Emerson, J. (2013). The Effect on using iPad to Enhance Sight Word Acquisition of Students with Autism. Rowan University. Retrieved from http://dspace.rowan.edu/bitstream/handle/10927/841/emersonj-t.pdf?sequence=1
This study looks at the sight word acquisition and what effect the use of an iPad has on this. There is information relating to the instruction for phonics, information about phonics instruction for individuals, computer-assisted instruction for phonics and then looks at iPads as an instructional tool.
The case study is based on the use of iPads used for sight word acquisition and looks at four autistic children with different individual needs. Testing is completed before and after to determine whether the iPad effects the learning.
This study is the most closely aligned with my own research topic. The results from the case study show an increase result from the before and after testing which had been completed.
The information within the study shows the differences in instruction between teaching phonics to children with and without ASD and then also with the use of computers. This makes the connections clear to see and understand.
Wendt, O. (2012) The Places We'll Go: Innovative Web App Helps Children with Autism. Case in Point, Vol 10 (5) pg 24-25 retrieved from http://www.homecareassistance.com/pdf/june_2012-case_in_point.pdf#page=24
This article looks at the use of web applications and how it boosts communication ability for children with Autism Spectrum Disorder. It looks at Augmentative and Alternative communication (ADD) interventions and the use of Speech Generating Devices (SGD) and the benefit on children that have delayed learning. There is also information relating to the creation of applications; Applications are not all created equal and some of them ignore some of the common traits that children with Autism have.
I really enjoyed reading this article. It went into the information deep enough to allow the reader to develop a clear understanding of what it is trying to tell you but not so far that you are overwhelmed with information. It was straight to the point and had many key points that fit with my own research topic. The point about the applications not all being equal was a valid point that I have not come across in other articles.
Butterfly Effect Editorial Staff, 2011. iPads: Communicating Across the Autism Chasm. retrieved from http://www.butterflyeffects.com/articles/ipads-communicating-across-the-autism-chasm
This artice looks at applications designed for people living with Autism. It outlines the positive effect that the use of technology and devices have; They:
- Reply primarily on visual cues, which are much more effective than auditory cues for individuals with Autism
- Provide as much time as needed for those with processing delays

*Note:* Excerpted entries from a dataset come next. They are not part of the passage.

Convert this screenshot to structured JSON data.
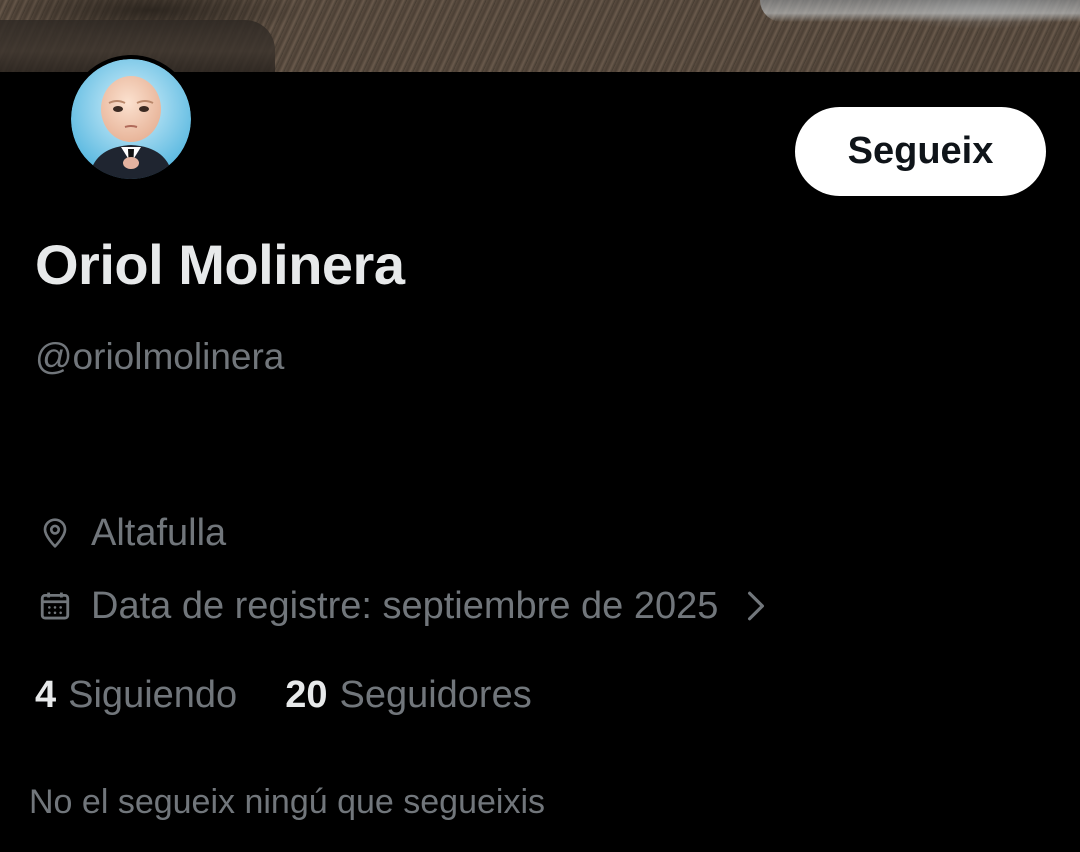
{
  "profile": {
    "display_name": "Oriol Molinera",
    "handle": "@oriolmolinera",
    "follow_label": "Segueix",
    "location": "Altafulla",
    "joined": "Data de registre: septiembre de 2025",
    "following_count": "4",
    "following_label": "Siguiendo",
    "followers_count": "20",
    "followers_label": "Seguidores",
    "followers_you_know": "No el segueix ningú que segueixis"
  },
  "icons": {
    "location": "map-pin-icon",
    "joined": "calendar-icon",
    "chevron": "chevron-right-icon"
  },
  "colors": {
    "background": "#000000",
    "primary_text": "#e7e9ea",
    "secondary_text": "#71767b",
    "button_bg": "#ffffff",
    "button_text": "#0f1419"
  }
}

- Don't object to endless repetition, as they are nonjudgmental, infinitely patient, and don't hold grudges
- Provide the specific types of stimulation that attract rather than overwhelm individuals with Autism
- Offer large measures of predictability and consistency, compared to the unpredictable nature of human responses
- Do not send conflicting social interaction cues that are a staple of typical human communication
- Place the user in control
- Cognitive development
- Language skill mastery
- Academic performance
- Behavioral changes
- Abilities to cope with transition and change
- Social interaction
- Choice-making skills
- Facial recognition and the reading of human expression
The use of applications are endless, this article only highlights a few of them but the information that it does provide gives parents, teachers and specialists a huge pool of information to look through and consider when planning for the individual needs of the autistic child. The information here is very informative to anyone looking at application use.
Short, J., Labine, S., Bruner, J., Cardoso, C. & Trick C. (n.d.) Benefits of Technology in Special Education retrieved from http://www.google.co.nz/url?sa=t&rct=j&q=&esrc=s&source=web&cd=7&cad=rja&ved=0CGIQFjAG&url=http%3A%2F%2Femurillo.org%2FClasses%2FClass2%2Fdocuments%2FBenefitsofTechnologyinSpecialEd.doc&ei=kQtSUovHLceEkwXx6IEg&usg=AFQjCNH-w6kNUBOtUc8AfTKbxZncauLU4g&sig2=3LM_5-u593bPcADSRFJMxw&bvm=bv.53537100,d.dGI
This study looks at the use of technology within education for students with disabilities. Researchers looked at the effects that technology has on education and concluded that certain aspects of technology does improve the educational achievement of students that have disabilities. Following this a case study was completed with the focus on students using PCs or iPads to to determine whether it enhanced the learning experience. The study showed that yes the research supported the data from the case study.
Seeing the connection between the huge amount of research that was completed and the results from the case study was very informative. Their are clear links between the research and the results which would determine that the authors had a successful case study. The mix of using computers, flash cards and iDevices within the case study shows an interesting mix between the three different learning tools.
Autism. (2013, October 5). In Wikipedia, The Free Encyclopedia. Retrieved 02:13, October 7, 2013, from http://en.wikipedia.org/w/index.php?title=Autism&oldid=575910856
The information that wikipedia has on Autism is amazing. It includes information about:
- What it is
- What the characteristics are with in-depth information on these
- Causes of Autism
This is a good place for anyone that is interested about autism to start. It gives the reader the benefit of a huge amount of information in the one place to gain a good understanding about the disorder as well as what someone who has it encounters on a regular basis. Very useful information.